Fortunately, long-term treatment and medical therapies can help most children diagnosed with irritable bowel diseases go on to live healthy and normal lives.
Did you know…
that pediatric IBD occurs equally in both boys and girls? Currently, approximately 1 in 100,000 children develops the disease, many of whom have a family history of irritable bowel disease. Of the 1.6 million people who suffer from irritable bowel disease in the U.S., 1 in 5 of them is a child under age 18.
Frequently Asked Questions
What are the symptoms of irritable bowel disease in children?
At our pediatric gastroenterology office, we see children with a wide range of symptoms caused by irritable bowel disease. Symptoms vary depending on the type of IBD a child has. For example, while Crohn’s disease and ulcerative colitis are similar, they are not the same. Both cause abdominal pain, loose stools and weight loss. However, ulcerative colitis is more likely to cause persistent bloody fecal matter and Crohn’s disease is more likely to affect other areas of the digestive tract outside the intestines, such as the anus. IBD symptoms may come and go in children, providing many months or even years of remissions between flare-ups.
What types of complications can occur in children as a result of IBD?
Irritable bowel diseases can interfere with appetite and the absorption of nutrients, stunting bone growth and delaying the onset of puberty. Some children may also experience complications of IBD or co-occurring symptoms outside the digestive tract. Examples include eye pain, brittle bones, painful joints, kidney stones and liver inflammation. Not all children with IBD in [city] will develop complications of the disease, as symptoms and frequency of flare-ups vary from patient to patient. In fact, many complications can be avoided when steps are taken to maintain remission.

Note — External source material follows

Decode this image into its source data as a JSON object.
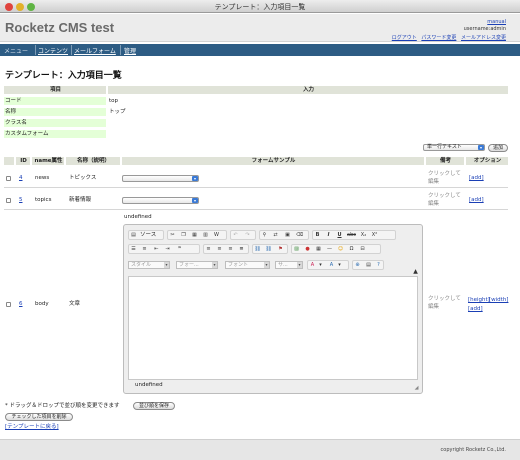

What are the treatments for pediatric IBD?
Your child’s pediatric gastroenterologist will confirm a diagnosis of irritable bowel disease with a physical exam, medical history and a combination of blood testing, stool testing, imaging scans and endoscopy or colonoscopy. IBD is a chronic condition, but treatments are available to achieve and maintain long periods of remission. These may include prescription drugs therapies designed to reduce inflammation and suppress the immune activity, as well as nutritional therapy to ensure IBD does not affect a child’s development. In some cases, particularly when conservative treatment measures have failed, surgery may be necessary to minimize symptoms.